Our current studies demonstrate that, in at least some species and strain combinations, an activating receptor on NK cells displays strain specificities for polymorphic xenogeneic ligands, and that one xenogeneic ligand for Ly-49D is encoded within the rat MHC. Though these studies may suggest that Ly-49D can directly interact with xenogeneic MHC Ags, it is also possible that other xenogeneic MHC-encoded ligands are involved in recognition by Ly-49D. Like NK cell allorecognition, NK cell recognition of xenogeneic cells is not likely to be entirely dependent on target cell MHC class I expression. In a previous study, xenorecognition of mouse and human cells by rat NK cells showed lysis of xenogeneic cells deficient in MHC class I (44).
Recognition of rat or hamster ligands by mouse Ly-49D could reflect a coincidental cross-reactivity of xenogeneic MHC with H2-Dd, the murine ligand for Ly-49D. Alternatively, activating NK receptors for xenogeneic MHC might be evolutionarily conserved molecules that promote the rapid rejection of an acquired inoculum of foreign cells. Aside from the fundamental role of the immune system to discriminate self from nonself in higher organisms, NK cells might be physiologically important in the rapid elimination of xenogeneic targets. Xenogeneic cells may indeed find their way into the bloodstream of higher organisms as a result of interspecies predation or defensive behaviors. Because T cells are educated to recognize foreign Ags in the context of self-MHC, they might not directly recognize xenogeneic MHC. Thus, the elimination of xenogeneic targets by T cells might require xenoantigen presentation followed by T cell expansion. In contrast, NK cells could eliminate xenogeneic cells rapidly and efficiently through specialized activating receptors for foreign MHC.
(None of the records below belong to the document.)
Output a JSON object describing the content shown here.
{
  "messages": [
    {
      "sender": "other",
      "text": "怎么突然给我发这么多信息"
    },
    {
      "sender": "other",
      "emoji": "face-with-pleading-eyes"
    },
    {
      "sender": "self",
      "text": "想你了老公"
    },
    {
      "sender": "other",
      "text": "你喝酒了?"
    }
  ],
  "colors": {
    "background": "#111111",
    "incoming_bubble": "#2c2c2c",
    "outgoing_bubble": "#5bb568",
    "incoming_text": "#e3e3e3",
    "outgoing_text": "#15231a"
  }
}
Regardless of their role in nature, xenogeneic receptors on NK cells are likely to be important in the cellular responses during xenotransplantation, particularly bone marrow transplantation. Our studies indicate that xenoreceptors on NK cells likely exhibit a high degree of species and strain specificity that has not been previously recognized. Moreover, they suggest that NK xenorecognition may involve the entire complement of host activating NK receptors, restricted, in part, by xenogeneic MHC ligands (3).
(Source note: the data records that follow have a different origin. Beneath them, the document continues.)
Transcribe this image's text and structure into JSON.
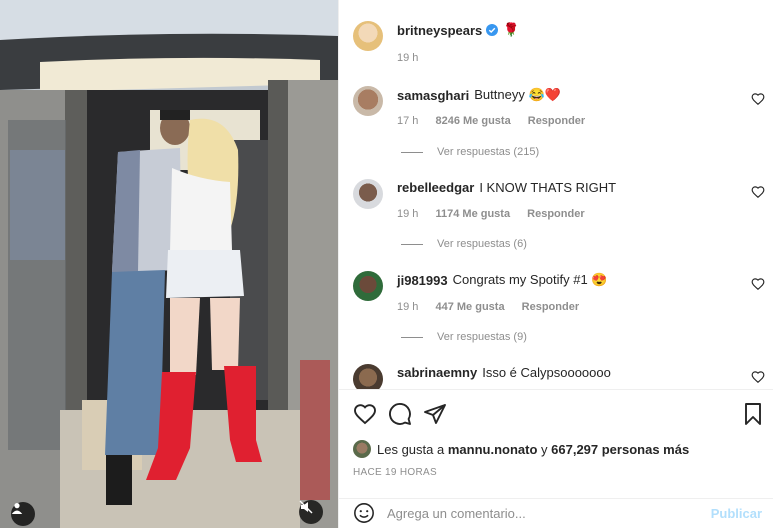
{
  "post": {
    "author": "britneyspears",
    "verified": true,
    "author_emoji": "🌹",
    "time": "19 h"
  },
  "comments": [
    {
      "user": "samasghari",
      "verified": false,
      "text": "Buttneyy 😂❤️",
      "time": "17 h",
      "likes": "8246 Me gusta",
      "reply": "Responder",
      "view_replies": "Ver respuestas (215)"
    },
    {
      "user": "rebelleedgar",
      "verified": false,
      "text": "I KNOW THATS RIGHT",
      "time": "19 h",
      "likes": "1174 Me gusta",
      "reply": "Responder",
      "view_replies": "Ver respuestas (6)"
    },
    {
      "user": "ji981993",
      "verified": false,
      "text": "Congrats my Spotify #1 😍",
      "time": "19 h",
      "likes": "447 Me gusta",
      "reply": "Responder",
      "view_replies": "Ver respuestas (9)"
    },
    {
      "user": "sabrinaemny",
      "verified": false,
      "text": "Isso é Calypsooooooo"
    }
  ],
  "likes_line": {
    "prefix": "Les gusta a",
    "first_user": "mannu.nonato",
    "connector": "y",
    "others": "667,297 personas más"
  },
  "post_time": "HACE 19 HORAS",
  "comment_box": {
    "placeholder": "Agrega un comentario...",
    "publish": "Publicar"
  },
  "icons": [
    "heart-icon",
    "comment-icon",
    "share-icon",
    "save-icon",
    "emoji-icon",
    "user-tag-icon",
    "mute-icon",
    "verified-icon"
  ],
  "colors": {
    "verified": "#3897f0",
    "boots": "#e02030",
    "publish": "#b2dffc"
  }
}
While this paper was in revision, Idris et al. (45) also identified Ly-49D as the Chok gene product.
This work was supported by the U.S. Veterans Administration, the Norwegian Cancer Society, the Norwegian Research Council and the International Human Frontiers in Science Program (HFSPO RG-309). M.C.N. is supported by National Institutes of Health Grant K11 AR01927, the Arthritis Foundation, and the American Cancer Society. W.E.S is the recipient of National Institutes of Health Grant RO1 CA69299, and J.C.R. is the recipient of National Institutes of Health Grant R29 CA60944. G.W.B. is supported by grants from the Biotechnology and Biological Sciences Research Council through the Babraham Institute.
Abbreviations used in this paper: CHO, Chinese hamster ovary; NKC, NK complex; cRPMI, complete RPMI 1640 medium; LAK, lymphokine-activated killer.